Task details: The full set of records must be returned exactly, character for character.

BEGIN Supplied entries

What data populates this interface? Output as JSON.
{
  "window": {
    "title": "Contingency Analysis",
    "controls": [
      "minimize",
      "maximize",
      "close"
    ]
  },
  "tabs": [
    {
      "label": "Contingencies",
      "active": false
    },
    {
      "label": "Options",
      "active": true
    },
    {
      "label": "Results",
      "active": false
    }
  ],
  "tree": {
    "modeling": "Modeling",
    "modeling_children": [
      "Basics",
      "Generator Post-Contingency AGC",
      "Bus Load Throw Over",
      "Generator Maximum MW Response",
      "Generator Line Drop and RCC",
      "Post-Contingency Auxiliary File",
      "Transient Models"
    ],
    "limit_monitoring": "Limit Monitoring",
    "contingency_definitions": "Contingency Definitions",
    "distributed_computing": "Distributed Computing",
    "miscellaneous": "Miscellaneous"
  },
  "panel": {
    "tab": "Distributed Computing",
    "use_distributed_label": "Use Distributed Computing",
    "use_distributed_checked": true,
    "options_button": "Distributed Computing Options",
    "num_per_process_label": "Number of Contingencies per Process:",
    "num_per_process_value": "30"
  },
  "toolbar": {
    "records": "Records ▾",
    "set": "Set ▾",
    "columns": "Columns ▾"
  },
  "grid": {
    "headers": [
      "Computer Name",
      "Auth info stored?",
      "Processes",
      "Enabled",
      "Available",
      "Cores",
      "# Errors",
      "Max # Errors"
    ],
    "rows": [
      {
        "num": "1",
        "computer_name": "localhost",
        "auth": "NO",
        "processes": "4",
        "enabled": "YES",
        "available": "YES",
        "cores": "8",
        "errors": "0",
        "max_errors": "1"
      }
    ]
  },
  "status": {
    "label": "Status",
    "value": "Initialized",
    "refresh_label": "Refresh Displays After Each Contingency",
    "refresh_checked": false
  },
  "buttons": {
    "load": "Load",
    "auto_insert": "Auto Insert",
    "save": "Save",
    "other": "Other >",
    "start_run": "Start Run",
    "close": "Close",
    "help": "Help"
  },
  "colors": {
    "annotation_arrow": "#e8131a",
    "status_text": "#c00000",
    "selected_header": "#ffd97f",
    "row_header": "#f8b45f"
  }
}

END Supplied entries

Task output:
What data populates this interface? Output as JSON.
{
  "window": {
    "title": "Contingency Analysis",
    "controls": [
      "minimize",
      "maximize",
      "close"
    ]
  },
  "tabs": [
    {
      "label": "Contingencies",
      "active": false
    },
    {
      "label": "Options",
      "active": true
    },
    {
      "label": "Results",
      "active": false
    }
  ],
  "tree": {
    "modeling": "Modeling",
    "modeling_children": [
      "Basics",
      "Generator Post-Contingency AGC",
      "Bus Load Throw Over",
      "Generator Maximum MW Response",
      "Generator Line Drop and RCC",
      "Post-Contingency Auxiliary File",
      "Transient Models"
    ],
    "limit_monitoring": "Limit Monitoring",
    "contingency_definitions": "Contingency Definitions",
    "distributed_computing": "Distributed Computing",
    "miscellaneous": "Miscellaneous"
  },
  "panel": {
    "tab": "Distributed Computing",
    "use_distributed_label": "Use Distributed Computing",
    "use_distributed_checked": true,
    "options_button": "Distributed Computing Options",
    "num_per_process_label": "Number of Contingencies per Process:",
    "num_per_process_value": "30"
  },
  "toolbar": {
    "records": "Records ▾",
    "set": "Set ▾",
    "columns": "Columns ▾"
  },
  "grid": {
    "headers": [
      "Computer Name",
      "Auth info stored?",
      "Processes",
      "Enabled",
      "Available",
      "Cores",
      "# Errors",
      "Max # Errors"
    ],
    "rows": [
      {
        "num": "1",
        "computer_name": "localhost",
        "auth": "NO",
        "processes": "4",
        "enabled": "YES",
        "available": "YES",
        "cores": "8",
        "errors": "0",
        "max_errors": "1"
      }
    ]
  },
  "status": {
    "label": "Status",
    "value": "Initialized",
    "refresh_label": "Refresh Displays After Each Contingency",
    "refresh_checked": false
  },
  "buttons": {
    "load": "Load",
    "auto_insert": "Auto Insert",
    "save": "Save",
    "other": "Other >",
    "start_run": "Start Run",
    "close": "Close",
    "help": "Help"
  },
  "colors": {
    "annotation_arrow": "#e8131a",
    "status_text": "#c00000",
    "selected_header": "#ffd97f",
    "row_header": "#f8b45f"
  }
}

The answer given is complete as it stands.